There’s red wine and white wine; but how do we make green wine?

Wildflowers - credit Duncan Westbury
Wildflowers - photo credit: Duncan Westbury

Currently, most vineyards require the extensive use of chemicals like insecticides to control diseases and pests but the use of these products has implications for our health, biodiversity, and the environment.

Because of the ongoing concerns around their direct and indirect impacts, there’s increasing pressure on growers to reduce their reliance on chemicals.

Over the next three years a study which is carried out in collaboration with the Royal Agricultural University will look at how effective wildflower habitats are in the alleyways between rows of vines in supporting the natural enemies of the pests attacking the grapes and how these habitats can improve soil health, boost biodiversity and the overall health of the vines.

The overall objective is to develop a more resilient and sustainable approach to grape production in the UK.

Around the world there has already been lots of research into vineyards, which has been great for UK growers, but these regions have different landscapes, climates, and pests; British growers need studies to be carried out here, looking at the issues they face.

There are currently 3,800 hectares of vineyards in the UK that would directly benefit from this research.

Duncan Westbury, Professor of Sustainable Agriculture at the RAU who is an external supervisor of the project, says: “Grape growers need to future-proof production by not only having a greater reliance on alternative pest and disease management strategies, but also strategies to capture and store more carbon in the soil”.

“So far, research in this area has focused on ways to maximise the quality and quantity of grapes.” says Professor Westbury.
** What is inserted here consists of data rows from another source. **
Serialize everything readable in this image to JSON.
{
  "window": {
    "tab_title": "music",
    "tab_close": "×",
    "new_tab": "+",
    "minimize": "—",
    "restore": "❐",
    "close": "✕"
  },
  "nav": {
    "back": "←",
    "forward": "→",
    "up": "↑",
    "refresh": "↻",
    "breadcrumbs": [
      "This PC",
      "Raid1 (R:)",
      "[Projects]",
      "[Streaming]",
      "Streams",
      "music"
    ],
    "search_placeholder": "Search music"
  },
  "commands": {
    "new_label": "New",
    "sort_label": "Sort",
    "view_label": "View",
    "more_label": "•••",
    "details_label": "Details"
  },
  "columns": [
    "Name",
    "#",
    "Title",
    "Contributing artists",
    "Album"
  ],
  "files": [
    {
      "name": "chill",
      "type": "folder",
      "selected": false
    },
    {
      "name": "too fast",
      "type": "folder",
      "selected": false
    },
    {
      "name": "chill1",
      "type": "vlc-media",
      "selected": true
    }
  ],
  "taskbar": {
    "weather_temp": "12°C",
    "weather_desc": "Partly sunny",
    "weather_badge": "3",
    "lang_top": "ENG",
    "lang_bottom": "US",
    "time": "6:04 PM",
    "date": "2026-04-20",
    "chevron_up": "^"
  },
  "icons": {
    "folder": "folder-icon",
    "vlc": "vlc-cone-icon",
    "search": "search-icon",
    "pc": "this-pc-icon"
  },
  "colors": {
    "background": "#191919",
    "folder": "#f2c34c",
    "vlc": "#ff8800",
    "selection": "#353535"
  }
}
He says: “We now need research which will take the industry forward with regards to its environmental sustainability”.

Dr Duncan Westbury

Wine production in the UK has increased exponentially in recent years, which has been coupled with more land being used for grape growing. Importantly, the demand for UK wine is expected to continue to rise from 5.9 million bottles being produced in 2018 to 40 million by 2040.

Professor Duncan Westbury says: “A blueprint for the management of UK vineyards is essential if the sector is to proceed with excellent environmental credentials while expanding exponentially”.

Joe Leaper is the student who will be conducting the research for his PhD. He says: “It feels great to be taking on this study and it’s really exciting”. He says: “I’ve studied below ground ecology before, and looking at the scope of this study it’s exciting to think this could be a real influence for the future, from the labels on the bottles of wine on shop shelves to the policies and procedures which grape growers and wine producers follow”.

The study is being funded by the Perry Foundation, the University of Worcester, the Bumblebee Conservation Trust and Everflyht Vineyard.

Second photo: Professor Duncan Westbury